• **What you should do**: Copy the data word for word, keeping every line.
[Opening Material to process section]
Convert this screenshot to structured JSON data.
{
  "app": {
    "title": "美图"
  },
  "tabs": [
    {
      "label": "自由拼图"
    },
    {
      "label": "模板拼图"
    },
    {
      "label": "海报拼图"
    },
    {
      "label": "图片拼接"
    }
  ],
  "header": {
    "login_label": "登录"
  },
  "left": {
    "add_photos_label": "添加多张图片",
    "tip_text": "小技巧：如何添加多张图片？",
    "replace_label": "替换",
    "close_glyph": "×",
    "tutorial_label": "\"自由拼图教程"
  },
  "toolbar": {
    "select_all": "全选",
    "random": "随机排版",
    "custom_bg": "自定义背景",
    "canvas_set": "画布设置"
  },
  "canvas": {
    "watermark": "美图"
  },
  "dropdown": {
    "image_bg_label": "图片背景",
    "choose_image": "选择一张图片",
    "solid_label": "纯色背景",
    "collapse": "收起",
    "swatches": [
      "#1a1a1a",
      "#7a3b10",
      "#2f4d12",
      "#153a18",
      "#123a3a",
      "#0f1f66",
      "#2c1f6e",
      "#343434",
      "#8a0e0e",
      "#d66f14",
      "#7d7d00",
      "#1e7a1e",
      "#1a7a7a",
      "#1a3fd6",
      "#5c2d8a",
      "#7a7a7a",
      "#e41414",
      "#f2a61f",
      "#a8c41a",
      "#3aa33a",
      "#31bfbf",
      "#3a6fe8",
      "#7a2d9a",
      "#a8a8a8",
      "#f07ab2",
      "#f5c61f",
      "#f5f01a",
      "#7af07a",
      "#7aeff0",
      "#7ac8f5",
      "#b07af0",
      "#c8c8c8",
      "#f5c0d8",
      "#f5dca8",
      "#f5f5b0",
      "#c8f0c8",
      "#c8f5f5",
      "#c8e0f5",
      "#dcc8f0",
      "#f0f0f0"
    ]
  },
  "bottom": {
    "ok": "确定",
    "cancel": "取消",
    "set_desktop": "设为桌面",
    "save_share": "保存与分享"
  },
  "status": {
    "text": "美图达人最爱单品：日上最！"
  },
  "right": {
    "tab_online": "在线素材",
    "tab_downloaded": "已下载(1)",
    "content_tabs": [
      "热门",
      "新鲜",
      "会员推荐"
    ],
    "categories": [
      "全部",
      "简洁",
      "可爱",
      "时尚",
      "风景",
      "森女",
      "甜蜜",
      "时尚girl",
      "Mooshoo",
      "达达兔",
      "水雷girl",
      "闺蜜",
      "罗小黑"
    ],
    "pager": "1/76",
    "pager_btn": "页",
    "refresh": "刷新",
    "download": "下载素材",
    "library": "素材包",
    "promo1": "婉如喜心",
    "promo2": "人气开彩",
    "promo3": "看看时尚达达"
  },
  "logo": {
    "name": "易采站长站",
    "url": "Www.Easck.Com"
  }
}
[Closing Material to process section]
• **Answer to this exercise**:
Convert this screenshot to structured JSON data.
{
  "app": {
    "title": "美图"
  },
  "tabs": [
    {
      "label": "自由拼图"
    },
    {
      "label": "模板拼图"
    },
    {
      "label": "海报拼图"
    },
    {
      "label": "图片拼接"
    }
  ],
  "header": {
    "login_label": "登录"
  },
  "left": {
    "add_photos_label": "添加多张图片",
    "tip_text": "小技巧：如何添加多张图片？",
    "replace_label": "替换",
    "close_glyph": "×",
    "tutorial_label": "\"自由拼图教程"
  },
  "toolbar": {
    "select_all": "全选",
    "random": "随机排版",
    "custom_bg": "自定义背景",
    "canvas_set": "画布设置"
  },
  "canvas": {
    "watermark": "美图"
  },
  "dropdown": {
    "image_bg_label": "图片背景",
    "choose_image": "选择一张图片",
    "solid_label": "纯色背景",
    "collapse": "收起",
    "swatches": [
      "#1a1a1a",
      "#7a3b10",
      "#2f4d12",
      "#153a18",
      "#123a3a",
      "#0f1f66",
      "#2c1f6e",
      "#343434",
      "#8a0e0e",
      "#d66f14",
      "#7d7d00",
      "#1e7a1e",
      "#1a7a7a",
      "#1a3fd6",
      "#5c2d8a",
      "#7a7a7a",
      "#e41414",
      "#f2a61f",
      "#a8c41a",
      "#3aa33a",
      "#31bfbf",
      "#3a6fe8",
      "#7a2d9a",
      "#a8a8a8",
      "#f07ab2",
      "#f5c61f",
      "#f5f01a",
      "#7af07a",
      "#7aeff0",
      "#7ac8f5",
      "#b07af0",
      "#c8c8c8",
      "#f5c0d8",
      "#f5dca8",
      "#f5f5b0",
      "#c8f0c8",
      "#c8f5f5",
      "#c8e0f5",
      "#dcc8f0",
      "#f0f0f0"
    ]
  },
  "bottom": {
    "ok": "确定",
    "cancel": "取消",
    "set_desktop": "设为桌面",
    "save_share": "保存与分享"
  },
  "status": {
    "text": "美图达人最爱单品：日上最！"
  },
  "right": {
    "tab_online": "在线素材",
    "tab_downloaded": "已下载(1)",
    "content_tabs": [
      "热门",
      "新鲜",
      "会员推荐"
    ],
    "categories": [
      "全部",
      "简洁",
      "可爱",
      "时尚",
      "风景",
      "森女",
      "甜蜜",
      "时尚girl",
      "Mooshoo",
      "达达兔",
      "水雷girl",
      "闺蜜",
      "罗小黑"
    ],
    "pager": "1/76",
    "pager_btn": "页",
    "refresh": "刷新",
    "download": "下载素材",
    "library": "素材包",
    "promo1": "婉如喜心",
    "promo2": "人气开彩",
    "promo3": "看看时尚达达"
  },
  "logo": {
    "name": "易采站长站",
    "url": "Www.Easck.Com"
  }
}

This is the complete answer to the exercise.